SOURCE MATERIAL:
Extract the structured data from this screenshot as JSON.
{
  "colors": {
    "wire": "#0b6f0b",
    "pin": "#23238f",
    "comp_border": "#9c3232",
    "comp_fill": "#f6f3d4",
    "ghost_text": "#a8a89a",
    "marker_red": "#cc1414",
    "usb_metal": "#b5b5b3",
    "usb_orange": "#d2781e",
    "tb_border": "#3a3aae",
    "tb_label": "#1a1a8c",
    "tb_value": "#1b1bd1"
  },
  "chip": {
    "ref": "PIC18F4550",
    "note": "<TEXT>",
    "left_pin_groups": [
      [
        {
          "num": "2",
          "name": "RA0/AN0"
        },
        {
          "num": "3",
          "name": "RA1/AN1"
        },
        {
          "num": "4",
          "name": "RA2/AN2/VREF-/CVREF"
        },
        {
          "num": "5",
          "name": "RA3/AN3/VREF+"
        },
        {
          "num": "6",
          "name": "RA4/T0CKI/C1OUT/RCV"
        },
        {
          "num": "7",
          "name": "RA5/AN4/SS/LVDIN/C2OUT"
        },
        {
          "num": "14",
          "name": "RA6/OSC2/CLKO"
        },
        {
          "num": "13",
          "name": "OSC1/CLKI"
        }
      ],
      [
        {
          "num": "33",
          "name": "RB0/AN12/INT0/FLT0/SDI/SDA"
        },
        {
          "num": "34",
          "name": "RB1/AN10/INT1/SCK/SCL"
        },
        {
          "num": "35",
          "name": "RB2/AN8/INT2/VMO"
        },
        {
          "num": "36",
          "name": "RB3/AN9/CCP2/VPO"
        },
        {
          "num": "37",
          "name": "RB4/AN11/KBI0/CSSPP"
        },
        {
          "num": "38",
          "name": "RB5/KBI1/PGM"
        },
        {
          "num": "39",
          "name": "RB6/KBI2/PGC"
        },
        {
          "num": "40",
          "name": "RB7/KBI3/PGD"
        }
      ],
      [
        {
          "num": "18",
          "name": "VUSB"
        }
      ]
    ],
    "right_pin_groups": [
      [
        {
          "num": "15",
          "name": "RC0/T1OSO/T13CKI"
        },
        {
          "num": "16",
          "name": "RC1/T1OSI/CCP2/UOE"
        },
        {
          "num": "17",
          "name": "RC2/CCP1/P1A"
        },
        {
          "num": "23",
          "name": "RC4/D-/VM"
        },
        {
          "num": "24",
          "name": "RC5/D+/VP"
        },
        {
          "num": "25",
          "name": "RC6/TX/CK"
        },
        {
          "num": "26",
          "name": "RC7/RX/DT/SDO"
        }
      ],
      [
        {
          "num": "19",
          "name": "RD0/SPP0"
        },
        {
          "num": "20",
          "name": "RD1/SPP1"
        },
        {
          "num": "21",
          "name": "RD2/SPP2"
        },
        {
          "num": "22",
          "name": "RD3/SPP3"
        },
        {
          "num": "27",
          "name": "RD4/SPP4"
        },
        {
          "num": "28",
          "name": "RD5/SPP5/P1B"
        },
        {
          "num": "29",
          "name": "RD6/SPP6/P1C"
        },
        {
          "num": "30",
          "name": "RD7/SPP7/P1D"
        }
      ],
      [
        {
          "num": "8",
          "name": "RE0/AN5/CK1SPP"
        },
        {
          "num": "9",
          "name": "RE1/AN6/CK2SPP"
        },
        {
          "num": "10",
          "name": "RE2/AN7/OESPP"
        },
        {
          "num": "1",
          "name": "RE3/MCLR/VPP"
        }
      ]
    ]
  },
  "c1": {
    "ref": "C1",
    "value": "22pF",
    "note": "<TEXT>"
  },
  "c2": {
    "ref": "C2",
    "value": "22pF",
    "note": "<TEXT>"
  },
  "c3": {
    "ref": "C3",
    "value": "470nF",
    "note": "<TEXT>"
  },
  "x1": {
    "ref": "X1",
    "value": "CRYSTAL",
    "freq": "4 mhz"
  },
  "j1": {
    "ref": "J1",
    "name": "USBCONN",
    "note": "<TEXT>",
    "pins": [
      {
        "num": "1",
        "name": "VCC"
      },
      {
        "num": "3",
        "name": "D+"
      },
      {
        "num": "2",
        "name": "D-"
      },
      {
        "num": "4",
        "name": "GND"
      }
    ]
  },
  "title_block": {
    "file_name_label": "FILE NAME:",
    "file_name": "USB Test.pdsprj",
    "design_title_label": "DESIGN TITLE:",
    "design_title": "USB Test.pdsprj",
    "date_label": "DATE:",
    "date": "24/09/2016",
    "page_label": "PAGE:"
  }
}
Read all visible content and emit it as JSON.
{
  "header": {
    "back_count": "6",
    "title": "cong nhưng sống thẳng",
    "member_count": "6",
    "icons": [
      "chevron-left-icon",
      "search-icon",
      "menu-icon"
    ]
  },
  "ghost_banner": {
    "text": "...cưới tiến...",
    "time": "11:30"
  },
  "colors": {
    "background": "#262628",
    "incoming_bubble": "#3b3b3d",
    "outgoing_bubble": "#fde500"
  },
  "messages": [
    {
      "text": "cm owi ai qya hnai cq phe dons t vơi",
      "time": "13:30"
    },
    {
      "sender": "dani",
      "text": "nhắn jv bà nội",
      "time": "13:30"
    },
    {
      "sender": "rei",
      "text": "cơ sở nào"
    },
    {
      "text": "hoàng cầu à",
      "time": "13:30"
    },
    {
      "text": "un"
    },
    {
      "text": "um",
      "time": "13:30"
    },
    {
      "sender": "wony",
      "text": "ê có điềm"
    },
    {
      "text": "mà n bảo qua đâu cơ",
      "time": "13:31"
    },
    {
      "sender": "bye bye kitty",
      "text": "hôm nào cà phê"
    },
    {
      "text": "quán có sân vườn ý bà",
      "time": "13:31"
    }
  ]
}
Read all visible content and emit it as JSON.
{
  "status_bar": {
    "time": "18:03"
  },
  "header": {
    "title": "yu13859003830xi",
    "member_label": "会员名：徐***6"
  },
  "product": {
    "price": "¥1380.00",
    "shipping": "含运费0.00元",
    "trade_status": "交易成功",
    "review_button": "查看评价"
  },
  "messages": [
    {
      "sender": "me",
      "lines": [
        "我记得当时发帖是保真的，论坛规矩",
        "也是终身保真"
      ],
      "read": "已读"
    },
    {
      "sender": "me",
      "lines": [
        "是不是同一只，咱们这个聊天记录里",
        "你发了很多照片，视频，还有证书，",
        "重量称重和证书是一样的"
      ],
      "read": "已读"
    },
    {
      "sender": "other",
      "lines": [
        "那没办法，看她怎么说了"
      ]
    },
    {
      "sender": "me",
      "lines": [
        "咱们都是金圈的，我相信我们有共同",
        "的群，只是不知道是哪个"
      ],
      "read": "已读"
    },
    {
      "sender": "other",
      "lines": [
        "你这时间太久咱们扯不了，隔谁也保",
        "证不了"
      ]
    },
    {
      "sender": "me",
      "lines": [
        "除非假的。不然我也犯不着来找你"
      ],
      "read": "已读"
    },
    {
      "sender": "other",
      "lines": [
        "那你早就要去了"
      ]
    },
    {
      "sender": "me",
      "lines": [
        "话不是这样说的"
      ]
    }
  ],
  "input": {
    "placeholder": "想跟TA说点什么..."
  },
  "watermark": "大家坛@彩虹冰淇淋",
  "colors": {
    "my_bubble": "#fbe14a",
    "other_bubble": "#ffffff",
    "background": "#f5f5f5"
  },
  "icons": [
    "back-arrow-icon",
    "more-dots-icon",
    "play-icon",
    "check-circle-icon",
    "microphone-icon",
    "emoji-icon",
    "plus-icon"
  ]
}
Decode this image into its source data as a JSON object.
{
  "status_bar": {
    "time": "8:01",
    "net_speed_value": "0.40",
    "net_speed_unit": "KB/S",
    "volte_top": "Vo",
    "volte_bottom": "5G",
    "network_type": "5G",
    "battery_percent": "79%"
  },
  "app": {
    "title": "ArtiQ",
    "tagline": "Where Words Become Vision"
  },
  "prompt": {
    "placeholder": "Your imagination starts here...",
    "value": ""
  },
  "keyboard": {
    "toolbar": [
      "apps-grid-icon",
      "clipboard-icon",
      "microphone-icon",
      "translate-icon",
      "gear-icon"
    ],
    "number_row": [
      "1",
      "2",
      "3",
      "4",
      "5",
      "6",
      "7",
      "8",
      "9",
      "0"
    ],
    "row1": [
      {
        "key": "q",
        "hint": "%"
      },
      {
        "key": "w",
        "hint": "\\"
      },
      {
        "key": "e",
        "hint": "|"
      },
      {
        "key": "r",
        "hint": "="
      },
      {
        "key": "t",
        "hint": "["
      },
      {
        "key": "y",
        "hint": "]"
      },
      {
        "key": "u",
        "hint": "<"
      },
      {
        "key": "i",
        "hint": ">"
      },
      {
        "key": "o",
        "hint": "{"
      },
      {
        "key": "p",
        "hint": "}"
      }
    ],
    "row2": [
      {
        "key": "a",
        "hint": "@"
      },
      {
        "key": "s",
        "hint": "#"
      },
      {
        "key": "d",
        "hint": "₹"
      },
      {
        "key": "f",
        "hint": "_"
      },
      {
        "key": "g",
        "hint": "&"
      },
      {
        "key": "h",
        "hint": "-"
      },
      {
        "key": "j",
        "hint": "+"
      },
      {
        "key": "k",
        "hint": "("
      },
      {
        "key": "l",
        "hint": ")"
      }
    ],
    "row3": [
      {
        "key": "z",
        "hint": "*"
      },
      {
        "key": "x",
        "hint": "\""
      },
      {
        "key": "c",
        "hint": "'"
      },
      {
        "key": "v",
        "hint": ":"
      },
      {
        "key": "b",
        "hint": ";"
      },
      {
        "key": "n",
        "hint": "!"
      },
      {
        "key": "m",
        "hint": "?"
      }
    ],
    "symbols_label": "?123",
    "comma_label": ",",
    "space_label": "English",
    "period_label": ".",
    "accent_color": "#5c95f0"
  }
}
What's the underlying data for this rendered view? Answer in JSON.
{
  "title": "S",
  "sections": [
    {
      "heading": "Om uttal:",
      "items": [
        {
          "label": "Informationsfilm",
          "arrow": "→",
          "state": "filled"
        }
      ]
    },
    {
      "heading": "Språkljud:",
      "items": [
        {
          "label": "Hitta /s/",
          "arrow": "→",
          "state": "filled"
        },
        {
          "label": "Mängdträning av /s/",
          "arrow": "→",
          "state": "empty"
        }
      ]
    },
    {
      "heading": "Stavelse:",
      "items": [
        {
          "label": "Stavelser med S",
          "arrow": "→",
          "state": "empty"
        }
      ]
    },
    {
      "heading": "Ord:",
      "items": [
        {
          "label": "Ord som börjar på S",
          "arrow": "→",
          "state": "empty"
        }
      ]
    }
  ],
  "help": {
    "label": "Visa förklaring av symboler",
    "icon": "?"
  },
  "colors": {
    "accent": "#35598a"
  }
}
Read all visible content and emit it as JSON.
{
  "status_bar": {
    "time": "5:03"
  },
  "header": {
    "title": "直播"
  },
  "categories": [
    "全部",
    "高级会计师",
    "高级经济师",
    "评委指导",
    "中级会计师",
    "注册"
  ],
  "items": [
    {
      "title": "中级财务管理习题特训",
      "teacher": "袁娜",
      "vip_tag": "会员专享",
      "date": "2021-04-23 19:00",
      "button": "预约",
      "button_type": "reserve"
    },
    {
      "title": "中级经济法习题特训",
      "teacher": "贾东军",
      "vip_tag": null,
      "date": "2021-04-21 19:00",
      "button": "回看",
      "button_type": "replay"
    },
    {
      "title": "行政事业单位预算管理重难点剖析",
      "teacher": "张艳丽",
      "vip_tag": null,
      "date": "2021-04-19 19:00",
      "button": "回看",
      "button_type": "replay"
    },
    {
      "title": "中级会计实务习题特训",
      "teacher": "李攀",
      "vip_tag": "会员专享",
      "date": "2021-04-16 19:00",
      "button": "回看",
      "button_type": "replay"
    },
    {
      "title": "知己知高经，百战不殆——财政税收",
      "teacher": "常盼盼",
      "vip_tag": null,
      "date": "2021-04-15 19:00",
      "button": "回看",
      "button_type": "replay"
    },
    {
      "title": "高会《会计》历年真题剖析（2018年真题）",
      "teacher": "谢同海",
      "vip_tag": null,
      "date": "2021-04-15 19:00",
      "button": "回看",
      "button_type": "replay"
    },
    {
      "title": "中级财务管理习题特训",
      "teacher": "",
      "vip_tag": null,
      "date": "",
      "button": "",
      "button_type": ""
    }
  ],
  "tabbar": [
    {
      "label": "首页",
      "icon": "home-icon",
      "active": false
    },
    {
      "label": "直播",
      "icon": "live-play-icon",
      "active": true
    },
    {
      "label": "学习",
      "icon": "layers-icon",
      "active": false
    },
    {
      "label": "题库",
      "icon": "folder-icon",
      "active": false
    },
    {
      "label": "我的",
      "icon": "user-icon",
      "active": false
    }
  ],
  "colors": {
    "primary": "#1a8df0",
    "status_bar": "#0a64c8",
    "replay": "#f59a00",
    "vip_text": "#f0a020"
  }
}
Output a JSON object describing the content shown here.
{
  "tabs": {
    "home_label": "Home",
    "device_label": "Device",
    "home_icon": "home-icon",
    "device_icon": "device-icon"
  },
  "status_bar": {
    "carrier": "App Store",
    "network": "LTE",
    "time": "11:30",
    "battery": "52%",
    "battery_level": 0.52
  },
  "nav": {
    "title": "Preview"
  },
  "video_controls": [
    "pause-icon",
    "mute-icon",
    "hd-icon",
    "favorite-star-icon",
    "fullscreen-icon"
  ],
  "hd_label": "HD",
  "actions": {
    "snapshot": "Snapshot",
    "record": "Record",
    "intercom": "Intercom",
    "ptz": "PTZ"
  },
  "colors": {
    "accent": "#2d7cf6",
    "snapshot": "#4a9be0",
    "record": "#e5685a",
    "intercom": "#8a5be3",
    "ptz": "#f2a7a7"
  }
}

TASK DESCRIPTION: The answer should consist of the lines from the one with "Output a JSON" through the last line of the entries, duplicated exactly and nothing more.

EXERCISE SOLUTION:
Output a JSON object describing the content shown here.
{
  "tabs": {
    "home_label": "Home",
    "device_label": "Device",
    "home_icon": "home-icon",
    "device_icon": "device-icon"
  },
  "status_bar": {
    "carrier": "App Store",
    "network": "LTE",
    "time": "11:30",
    "battery": "52%",
    "battery_level": 0.52
  },
  "nav": {
    "title": "Preview"
  },
  "video_controls": [
    "pause-icon",
    "mute-icon",
    "hd-icon",
    "favorite-star-icon",
    "fullscreen-icon"
  ],
  "hd_label": "HD",
  "actions": {
    "snapshot": "Snapshot",
    "record": "Record",
    "intercom": "Intercom",
    "ptz": "PTZ"
  },
  "colors": {
    "accent": "#2d7cf6",
    "snapshot": "#4a9be0",
    "record": "#e5685a",
    "intercom": "#8a5be3",
    "ptz": "#f2a7a7"
  }
}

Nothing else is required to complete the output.